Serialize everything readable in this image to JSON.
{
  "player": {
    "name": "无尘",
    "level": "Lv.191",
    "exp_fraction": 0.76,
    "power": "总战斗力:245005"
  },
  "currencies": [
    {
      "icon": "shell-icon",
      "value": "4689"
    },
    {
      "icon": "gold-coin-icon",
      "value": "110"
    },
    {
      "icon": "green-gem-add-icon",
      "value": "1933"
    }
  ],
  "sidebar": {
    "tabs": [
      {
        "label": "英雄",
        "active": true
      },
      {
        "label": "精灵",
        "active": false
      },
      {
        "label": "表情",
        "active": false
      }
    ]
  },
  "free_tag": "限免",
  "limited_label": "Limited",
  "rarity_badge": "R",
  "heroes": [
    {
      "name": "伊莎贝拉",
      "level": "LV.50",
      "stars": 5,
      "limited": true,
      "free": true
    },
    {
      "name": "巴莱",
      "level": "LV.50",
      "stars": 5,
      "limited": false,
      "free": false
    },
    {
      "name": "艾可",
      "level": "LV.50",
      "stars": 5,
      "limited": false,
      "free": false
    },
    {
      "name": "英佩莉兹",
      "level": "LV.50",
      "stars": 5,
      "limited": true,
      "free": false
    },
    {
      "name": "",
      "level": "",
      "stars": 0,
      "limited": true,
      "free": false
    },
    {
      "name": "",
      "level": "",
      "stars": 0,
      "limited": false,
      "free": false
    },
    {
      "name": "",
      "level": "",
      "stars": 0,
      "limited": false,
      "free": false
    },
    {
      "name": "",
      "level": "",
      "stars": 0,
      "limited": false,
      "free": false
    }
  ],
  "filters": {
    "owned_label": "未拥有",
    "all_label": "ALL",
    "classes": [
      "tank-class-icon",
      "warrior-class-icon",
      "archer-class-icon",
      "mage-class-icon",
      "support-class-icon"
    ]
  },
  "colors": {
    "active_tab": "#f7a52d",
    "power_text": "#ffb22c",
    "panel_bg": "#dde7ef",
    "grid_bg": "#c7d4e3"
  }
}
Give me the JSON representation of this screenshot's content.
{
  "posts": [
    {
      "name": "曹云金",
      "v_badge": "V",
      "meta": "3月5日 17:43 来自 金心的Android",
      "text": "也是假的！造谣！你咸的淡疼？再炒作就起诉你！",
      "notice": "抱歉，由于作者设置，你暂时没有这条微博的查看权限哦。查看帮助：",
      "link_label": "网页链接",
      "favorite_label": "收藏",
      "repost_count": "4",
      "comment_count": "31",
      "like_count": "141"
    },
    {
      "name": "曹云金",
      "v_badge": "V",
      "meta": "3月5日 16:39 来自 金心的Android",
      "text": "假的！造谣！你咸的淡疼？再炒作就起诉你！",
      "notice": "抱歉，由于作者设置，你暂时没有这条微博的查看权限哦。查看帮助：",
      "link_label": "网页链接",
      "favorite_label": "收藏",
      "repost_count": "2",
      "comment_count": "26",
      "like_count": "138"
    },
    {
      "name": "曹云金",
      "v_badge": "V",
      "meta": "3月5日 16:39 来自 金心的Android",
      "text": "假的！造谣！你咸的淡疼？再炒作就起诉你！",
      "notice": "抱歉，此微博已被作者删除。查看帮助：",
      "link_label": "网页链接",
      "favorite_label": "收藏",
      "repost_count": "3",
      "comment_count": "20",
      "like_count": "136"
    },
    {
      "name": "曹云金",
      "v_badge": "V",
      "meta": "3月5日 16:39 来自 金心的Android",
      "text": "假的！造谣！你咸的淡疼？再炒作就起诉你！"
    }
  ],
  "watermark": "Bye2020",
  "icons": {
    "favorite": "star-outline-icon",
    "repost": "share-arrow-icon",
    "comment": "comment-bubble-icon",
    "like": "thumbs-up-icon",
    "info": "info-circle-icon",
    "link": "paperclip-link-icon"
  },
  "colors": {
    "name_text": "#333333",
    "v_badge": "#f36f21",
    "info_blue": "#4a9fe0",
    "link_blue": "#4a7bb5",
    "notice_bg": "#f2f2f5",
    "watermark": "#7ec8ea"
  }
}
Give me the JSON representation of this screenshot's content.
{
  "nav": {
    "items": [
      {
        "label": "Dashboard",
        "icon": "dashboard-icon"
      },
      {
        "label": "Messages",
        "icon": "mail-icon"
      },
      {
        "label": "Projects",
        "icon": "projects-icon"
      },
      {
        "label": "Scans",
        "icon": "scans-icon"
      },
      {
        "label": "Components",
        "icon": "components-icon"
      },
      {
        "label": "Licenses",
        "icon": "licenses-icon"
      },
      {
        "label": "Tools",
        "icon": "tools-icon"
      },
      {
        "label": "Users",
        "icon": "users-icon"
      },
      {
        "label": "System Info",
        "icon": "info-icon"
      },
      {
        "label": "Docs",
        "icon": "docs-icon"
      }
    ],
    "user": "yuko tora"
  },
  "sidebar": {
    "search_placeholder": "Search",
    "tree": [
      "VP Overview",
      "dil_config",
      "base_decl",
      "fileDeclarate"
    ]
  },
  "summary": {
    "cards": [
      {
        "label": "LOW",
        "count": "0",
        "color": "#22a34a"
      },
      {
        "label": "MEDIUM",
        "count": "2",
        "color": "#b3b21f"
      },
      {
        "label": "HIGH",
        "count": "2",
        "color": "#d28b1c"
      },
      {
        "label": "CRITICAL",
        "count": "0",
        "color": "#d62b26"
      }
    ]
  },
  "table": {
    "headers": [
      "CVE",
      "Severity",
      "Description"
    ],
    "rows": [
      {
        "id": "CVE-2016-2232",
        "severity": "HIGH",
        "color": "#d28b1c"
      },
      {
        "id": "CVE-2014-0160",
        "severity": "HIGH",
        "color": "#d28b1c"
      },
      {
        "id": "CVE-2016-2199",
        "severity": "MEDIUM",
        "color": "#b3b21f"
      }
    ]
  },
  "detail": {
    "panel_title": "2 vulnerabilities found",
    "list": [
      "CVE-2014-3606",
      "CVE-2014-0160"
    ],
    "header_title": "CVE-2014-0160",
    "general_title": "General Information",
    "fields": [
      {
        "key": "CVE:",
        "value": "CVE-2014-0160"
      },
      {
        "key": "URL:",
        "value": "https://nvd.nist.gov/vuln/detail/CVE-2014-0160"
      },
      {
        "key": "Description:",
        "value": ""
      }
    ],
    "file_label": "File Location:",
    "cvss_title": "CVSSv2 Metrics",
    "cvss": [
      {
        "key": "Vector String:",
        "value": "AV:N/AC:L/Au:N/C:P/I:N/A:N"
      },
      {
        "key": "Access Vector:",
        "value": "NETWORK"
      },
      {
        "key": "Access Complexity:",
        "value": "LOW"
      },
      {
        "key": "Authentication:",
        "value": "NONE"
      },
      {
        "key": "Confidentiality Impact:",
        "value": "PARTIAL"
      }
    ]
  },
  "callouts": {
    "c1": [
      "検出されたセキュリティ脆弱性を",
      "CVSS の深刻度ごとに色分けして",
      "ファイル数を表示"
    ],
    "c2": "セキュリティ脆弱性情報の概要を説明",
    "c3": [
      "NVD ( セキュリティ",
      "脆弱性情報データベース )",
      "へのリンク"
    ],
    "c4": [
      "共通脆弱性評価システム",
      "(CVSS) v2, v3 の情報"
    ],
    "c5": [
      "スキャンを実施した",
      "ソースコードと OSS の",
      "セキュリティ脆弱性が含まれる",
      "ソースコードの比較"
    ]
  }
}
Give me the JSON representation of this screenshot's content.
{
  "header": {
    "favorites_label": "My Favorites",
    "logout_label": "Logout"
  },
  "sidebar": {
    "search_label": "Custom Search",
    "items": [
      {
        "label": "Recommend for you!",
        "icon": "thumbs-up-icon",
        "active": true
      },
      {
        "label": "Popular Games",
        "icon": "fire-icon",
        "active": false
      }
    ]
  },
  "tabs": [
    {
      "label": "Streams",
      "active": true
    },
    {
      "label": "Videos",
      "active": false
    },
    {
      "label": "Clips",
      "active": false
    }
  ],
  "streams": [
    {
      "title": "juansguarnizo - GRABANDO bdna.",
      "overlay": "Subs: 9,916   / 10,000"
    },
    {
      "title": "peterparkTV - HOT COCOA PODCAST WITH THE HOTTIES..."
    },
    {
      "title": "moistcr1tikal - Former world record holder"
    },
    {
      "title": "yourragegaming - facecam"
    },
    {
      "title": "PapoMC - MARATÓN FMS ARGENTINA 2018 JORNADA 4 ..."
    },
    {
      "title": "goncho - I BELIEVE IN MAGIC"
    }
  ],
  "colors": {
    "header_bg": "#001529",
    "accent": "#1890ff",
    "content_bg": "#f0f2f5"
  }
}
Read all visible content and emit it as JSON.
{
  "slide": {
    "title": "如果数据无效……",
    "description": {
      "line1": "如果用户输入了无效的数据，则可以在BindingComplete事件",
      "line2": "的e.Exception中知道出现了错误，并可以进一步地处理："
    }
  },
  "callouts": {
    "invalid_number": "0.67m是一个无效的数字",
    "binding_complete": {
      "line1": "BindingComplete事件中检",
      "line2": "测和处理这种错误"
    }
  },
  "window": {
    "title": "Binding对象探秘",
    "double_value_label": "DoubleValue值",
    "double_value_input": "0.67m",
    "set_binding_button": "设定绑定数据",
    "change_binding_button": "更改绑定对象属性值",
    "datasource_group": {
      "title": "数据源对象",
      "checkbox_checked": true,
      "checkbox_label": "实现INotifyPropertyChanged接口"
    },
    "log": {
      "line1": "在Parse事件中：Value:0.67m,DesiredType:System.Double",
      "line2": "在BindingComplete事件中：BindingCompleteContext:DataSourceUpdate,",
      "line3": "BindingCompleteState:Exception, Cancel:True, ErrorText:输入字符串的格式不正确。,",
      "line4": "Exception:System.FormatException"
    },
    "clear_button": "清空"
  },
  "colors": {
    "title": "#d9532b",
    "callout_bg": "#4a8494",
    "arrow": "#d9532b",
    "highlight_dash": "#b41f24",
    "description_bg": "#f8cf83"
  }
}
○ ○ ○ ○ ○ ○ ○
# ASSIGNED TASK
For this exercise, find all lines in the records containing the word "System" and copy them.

# RESPONSE TO THE EXERCISE
        "label": "System Info",
      "line1": "在Parse事件中：Value:0.67m,DesiredType:System.Double",
      "line4": "Exception:System.FormatException"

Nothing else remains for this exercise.